(Problem to work on):
On how many lines of the data below does the word "vaangum" appear? Reply with the number only.

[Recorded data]
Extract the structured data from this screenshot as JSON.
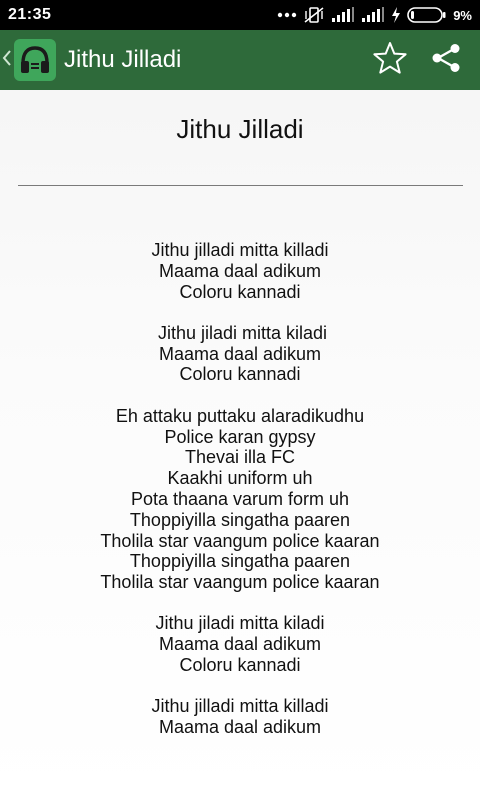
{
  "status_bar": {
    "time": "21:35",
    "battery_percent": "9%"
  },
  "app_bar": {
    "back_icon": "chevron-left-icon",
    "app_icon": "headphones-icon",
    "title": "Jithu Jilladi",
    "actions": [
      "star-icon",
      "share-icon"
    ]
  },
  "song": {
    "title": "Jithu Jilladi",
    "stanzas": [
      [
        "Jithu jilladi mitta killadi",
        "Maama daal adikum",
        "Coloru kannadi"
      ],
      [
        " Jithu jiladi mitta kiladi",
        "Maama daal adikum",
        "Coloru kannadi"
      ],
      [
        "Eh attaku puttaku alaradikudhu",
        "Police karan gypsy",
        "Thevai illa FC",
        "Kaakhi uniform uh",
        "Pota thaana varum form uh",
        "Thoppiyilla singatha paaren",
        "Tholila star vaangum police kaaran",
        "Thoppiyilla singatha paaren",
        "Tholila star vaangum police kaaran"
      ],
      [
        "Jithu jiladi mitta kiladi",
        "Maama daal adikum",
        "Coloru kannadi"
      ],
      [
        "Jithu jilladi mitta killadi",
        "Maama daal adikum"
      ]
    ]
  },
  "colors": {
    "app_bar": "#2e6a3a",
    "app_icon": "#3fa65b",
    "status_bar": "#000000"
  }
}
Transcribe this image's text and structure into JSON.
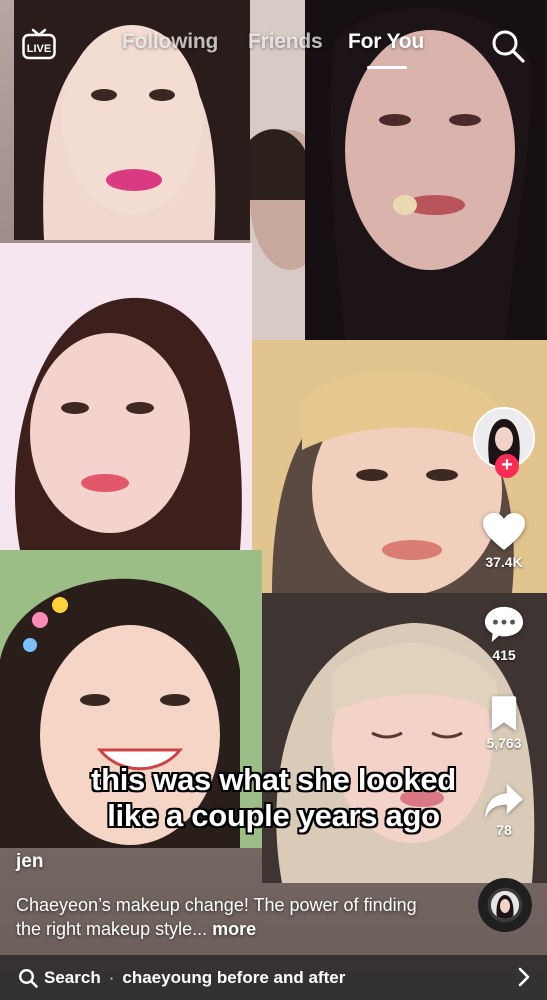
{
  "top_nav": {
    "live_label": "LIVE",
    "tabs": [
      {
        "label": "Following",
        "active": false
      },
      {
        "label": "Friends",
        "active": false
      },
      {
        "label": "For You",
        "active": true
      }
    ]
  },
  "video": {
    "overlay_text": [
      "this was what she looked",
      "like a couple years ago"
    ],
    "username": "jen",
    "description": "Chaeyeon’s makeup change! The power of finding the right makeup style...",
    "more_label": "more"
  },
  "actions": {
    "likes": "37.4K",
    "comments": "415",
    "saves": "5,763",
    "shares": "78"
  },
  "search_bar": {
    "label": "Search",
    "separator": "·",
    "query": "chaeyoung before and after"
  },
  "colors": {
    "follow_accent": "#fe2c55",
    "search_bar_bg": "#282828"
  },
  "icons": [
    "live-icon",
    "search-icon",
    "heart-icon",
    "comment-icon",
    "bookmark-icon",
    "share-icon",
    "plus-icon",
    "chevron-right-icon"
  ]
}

(Answer box):
2